We’ve played a lot of games, each having a unique identity of its own. There are action games, adventure games, strategy games – a lot of genres have evolved since the inception of gaming. But what happens when a game tries to combine the concept of two genres together? What happens to the child of the two parent genres? They live to be a monstrosity – either too good, or too bad, but nothing in between. Golem Gates is one such game.
The game has two main game modes – Singleplayer and Multiplayer. Singleplayer includes the Campaign mode, which tells the story about the Golem Gates, while Skirmish is a mode which allows playing versus the AI on maps with the basic principles of Golem Gates. Multiplayer includes matches versus other players on the maps. There also are certain Trials, which are basically pre-made scenarios where you have to win at all costs. Survival, the last game mode, basically means “hold out till the horde kills you”. Yup, the enemy is going to come in swarms to destroy your Harbinger – all you need to do is hold out as long as possible.
The game blends mechanics from traditional card games, roguelikes, and infuses strategy elements in them to create a new game genre unlike no other. In the game, you summon creatures to fight for your Harbinger, a sort of Overlord for your army. You get a sort of ‘energy’, or ‘mana’, which you use to train your troops, construct defensive buildings, traps and use spells to turn the tide on your enemy. The game utilizes a card system for the summoning of troops, structures, traps or spells. There are several cards, called ‘glyphs’, which either summon some sort of unit, creates a structure or trap, or uses a spell to rain devastation on your foes. You start out with a starter deck of cards, with basic stuff to tide off beginner enemies in the campaign, or beginner AI in Skirmish games (don’t even think about going with that deck online). How to get new cards? You earn them through hard-earned victories. The campaign, Challenges, Skirmish – anything counts. Also, an important feature that I liked was the ability to get card drops while offline. All you need are a bit of hours in the game.
Also, there needs to be a parity in the resource costs as well as generation, because in most of my games, I could rarely summon my biggest troops unless I had 2-3 of the map spots for myself. The troops aren’t themselves that big of a threat against a turtling enemy who has been amassing “energy” for bringing in the big swords to the fight. Also, traps seem to be a little underwhelming as a feature, and I barely felt the need to use them unless I needed to defend choke points.

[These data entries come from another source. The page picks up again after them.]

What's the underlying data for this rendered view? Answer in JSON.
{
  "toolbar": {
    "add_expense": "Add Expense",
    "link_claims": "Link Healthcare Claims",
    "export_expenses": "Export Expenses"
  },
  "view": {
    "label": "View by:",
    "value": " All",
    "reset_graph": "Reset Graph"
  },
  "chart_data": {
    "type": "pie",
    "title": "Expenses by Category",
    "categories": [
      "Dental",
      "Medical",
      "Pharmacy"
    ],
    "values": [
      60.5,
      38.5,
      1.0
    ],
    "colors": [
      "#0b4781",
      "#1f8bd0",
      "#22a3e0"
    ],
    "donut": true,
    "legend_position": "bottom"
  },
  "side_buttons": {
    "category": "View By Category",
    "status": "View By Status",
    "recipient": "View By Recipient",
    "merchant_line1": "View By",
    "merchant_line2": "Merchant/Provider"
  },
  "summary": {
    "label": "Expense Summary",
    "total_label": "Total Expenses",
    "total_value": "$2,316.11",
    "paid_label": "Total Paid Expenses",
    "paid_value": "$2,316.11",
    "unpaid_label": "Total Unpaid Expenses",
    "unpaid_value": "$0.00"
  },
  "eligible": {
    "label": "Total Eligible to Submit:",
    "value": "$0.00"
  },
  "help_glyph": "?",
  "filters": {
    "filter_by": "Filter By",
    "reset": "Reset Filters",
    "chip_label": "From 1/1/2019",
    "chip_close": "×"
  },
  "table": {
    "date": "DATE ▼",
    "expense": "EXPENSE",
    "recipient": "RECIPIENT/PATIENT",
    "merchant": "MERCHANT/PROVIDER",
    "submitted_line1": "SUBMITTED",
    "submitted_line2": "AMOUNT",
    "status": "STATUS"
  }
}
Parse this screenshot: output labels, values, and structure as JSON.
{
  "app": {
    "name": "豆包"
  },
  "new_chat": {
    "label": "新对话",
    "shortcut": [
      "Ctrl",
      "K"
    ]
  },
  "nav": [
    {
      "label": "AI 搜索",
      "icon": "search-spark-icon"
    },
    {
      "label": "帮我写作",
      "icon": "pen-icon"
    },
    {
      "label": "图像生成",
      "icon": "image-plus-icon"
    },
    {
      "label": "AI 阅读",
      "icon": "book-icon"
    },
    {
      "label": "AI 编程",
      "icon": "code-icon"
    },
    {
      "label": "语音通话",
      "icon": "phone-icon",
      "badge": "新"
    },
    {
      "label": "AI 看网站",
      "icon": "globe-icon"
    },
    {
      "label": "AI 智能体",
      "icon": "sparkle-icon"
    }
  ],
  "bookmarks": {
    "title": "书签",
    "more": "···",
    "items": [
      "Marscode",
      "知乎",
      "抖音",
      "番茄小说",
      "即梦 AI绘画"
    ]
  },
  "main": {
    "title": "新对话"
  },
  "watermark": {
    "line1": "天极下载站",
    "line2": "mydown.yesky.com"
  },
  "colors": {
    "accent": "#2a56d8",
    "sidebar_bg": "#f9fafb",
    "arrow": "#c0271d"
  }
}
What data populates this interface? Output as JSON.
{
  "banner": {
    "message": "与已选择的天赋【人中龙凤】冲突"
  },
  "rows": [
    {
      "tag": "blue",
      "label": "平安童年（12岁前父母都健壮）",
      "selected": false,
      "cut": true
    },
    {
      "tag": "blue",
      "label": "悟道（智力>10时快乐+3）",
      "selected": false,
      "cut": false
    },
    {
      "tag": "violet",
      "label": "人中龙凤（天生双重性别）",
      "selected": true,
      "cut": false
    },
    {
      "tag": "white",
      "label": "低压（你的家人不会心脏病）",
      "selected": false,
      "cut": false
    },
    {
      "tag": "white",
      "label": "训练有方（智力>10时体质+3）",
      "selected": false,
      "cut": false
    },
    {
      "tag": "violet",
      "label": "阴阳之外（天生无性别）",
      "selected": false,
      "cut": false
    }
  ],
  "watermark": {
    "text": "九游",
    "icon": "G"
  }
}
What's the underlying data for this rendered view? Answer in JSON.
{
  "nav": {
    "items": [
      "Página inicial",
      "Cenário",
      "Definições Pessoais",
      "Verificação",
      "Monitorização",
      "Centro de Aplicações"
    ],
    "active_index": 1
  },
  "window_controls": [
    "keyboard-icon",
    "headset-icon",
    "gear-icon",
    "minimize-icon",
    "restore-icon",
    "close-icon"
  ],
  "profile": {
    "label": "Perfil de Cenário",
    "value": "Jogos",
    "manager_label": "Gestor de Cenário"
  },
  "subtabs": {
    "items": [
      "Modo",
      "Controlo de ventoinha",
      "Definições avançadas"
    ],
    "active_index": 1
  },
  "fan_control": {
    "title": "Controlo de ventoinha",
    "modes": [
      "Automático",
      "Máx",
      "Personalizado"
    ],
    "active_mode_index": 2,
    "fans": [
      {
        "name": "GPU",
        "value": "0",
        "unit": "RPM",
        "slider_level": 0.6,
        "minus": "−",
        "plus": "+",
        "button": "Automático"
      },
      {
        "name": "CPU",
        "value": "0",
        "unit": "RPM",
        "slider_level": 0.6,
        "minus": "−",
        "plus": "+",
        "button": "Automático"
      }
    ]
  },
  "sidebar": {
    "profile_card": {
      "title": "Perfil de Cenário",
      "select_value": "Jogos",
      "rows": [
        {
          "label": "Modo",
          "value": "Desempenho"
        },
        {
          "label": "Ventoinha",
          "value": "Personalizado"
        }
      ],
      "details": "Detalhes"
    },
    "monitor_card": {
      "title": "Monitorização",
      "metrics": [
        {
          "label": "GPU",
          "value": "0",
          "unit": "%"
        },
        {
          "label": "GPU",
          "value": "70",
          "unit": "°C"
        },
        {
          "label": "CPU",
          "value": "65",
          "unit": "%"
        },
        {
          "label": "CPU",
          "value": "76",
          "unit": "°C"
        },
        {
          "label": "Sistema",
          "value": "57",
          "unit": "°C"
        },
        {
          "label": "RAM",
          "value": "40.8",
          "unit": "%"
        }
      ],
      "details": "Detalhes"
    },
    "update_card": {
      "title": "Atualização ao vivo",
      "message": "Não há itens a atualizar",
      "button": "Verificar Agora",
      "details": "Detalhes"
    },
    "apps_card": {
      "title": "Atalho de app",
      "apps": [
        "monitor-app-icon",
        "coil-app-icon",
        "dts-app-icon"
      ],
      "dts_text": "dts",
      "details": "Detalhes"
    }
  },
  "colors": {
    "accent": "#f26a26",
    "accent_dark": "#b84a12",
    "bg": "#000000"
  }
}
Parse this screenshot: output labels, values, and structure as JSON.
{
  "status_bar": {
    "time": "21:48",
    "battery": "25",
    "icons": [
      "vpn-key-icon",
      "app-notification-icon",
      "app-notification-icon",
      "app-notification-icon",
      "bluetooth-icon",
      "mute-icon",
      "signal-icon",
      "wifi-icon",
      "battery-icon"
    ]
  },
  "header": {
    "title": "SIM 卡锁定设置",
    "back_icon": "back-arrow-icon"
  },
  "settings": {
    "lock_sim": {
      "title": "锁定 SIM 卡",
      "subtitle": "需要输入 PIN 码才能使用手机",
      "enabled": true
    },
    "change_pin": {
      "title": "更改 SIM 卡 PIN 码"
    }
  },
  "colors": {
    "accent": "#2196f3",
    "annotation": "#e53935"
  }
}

The story of Golem Gates is one of the worst I had seen in the history of strategy games. The Campaign Mode makes no sense, it basically introduces you to the concept of Golem Gates and how the Harbinger is trying to destroy them (or maybe bend them to his will?). Otherwise, there is no start or no end to the story, or no backstory to follow up on. You just have to accept that the Harbinger somehow comes to a Universe, and seeks to destroy the Golem Gates because of some reason (most likely because the game wants you to do that in order to teach you the mechanics of the game, and drop you a glyph or two for your collection).
As already mentioned, the game features a Trials Mode for solving challenging scenarios, as well as a Survival Mode for keeping out the hordes till your Harbinger falls. There also is a Quick Match mode against the AI which piles you into a match with the default Skirmish settings.
You are also allowed to edit your collection of glyphs and improve your deck as and when required (and certainly before going online for a match against human players). The deck consists of Spell Glyphs, which cast spells, Unit Glyphs, which summon units, Structure Glyphs, which spawn structures, Trap Glyphs which spawn traps, and Tech Glyphs, which do certain actions, like revealing a particular area of the map, allowing you to draw more glyphs,etc. There are many ways of building a deck that suits your playstyle, but a good deck has a balance between the several glyphs in order to have as many answers as possible for the opponent.
The game’s mechanics are decent, but it needs some strict balance changes to the many glyphs (and maybe introduce many more glyphs during the course of development, in order to allow for variety in deckbuilding). The campaign mode is seriously a headache, and the only reason people should wait a while for the game to be on a discount before they think about adding it to their Steam library.